-- REQUIRED ACTION --
Every entry that follows needs to be repeated exactly.

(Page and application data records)
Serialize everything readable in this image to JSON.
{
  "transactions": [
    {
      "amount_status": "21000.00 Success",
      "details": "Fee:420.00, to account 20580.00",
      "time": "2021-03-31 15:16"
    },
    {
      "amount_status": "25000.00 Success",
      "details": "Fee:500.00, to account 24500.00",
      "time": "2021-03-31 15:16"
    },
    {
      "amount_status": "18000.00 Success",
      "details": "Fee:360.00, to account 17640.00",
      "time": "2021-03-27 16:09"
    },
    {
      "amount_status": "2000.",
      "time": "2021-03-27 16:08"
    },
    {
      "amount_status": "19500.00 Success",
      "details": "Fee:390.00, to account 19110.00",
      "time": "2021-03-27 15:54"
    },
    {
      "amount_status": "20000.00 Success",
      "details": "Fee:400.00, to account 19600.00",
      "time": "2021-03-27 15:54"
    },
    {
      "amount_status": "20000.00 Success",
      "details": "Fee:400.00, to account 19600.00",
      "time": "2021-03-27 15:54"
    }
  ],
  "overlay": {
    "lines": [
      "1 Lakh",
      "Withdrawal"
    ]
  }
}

-- FINAL ANSWER --
Serialize everything readable in this image to JSON.
{
  "transactions": [
    {
      "amount_status": "21000.00 Success",
      "details": "Fee:420.00, to account 20580.00",
      "time": "2021-03-31 15:16"
    },
    {
      "amount_status": "25000.00 Success",
      "details": "Fee:500.00, to account 24500.00",
      "time": "2021-03-31 15:16"
    },
    {
      "amount_status": "18000.00 Success",
      "details": "Fee:360.00, to account 17640.00",
      "time": "2021-03-27 16:09"
    },
    {
      "amount_status": "2000.",
      "time": "2021-03-27 16:08"
    },
    {
      "amount_status": "19500.00 Success",
      "details": "Fee:390.00, to account 19110.00",
      "time": "2021-03-27 15:54"
    },
    {
      "amount_status": "20000.00 Success",
      "details": "Fee:400.00, to account 19600.00",
      "time": "2021-03-27 15:54"
    },
    {
      "amount_status": "20000.00 Success",
      "details": "Fee:400.00, to account 19600.00",
      "time": "2021-03-27 15:54"
    }
  ],
  "overlay": {
    "lines": [
      "1 Lakh",
      "Withdrawal"
    ]
  }
}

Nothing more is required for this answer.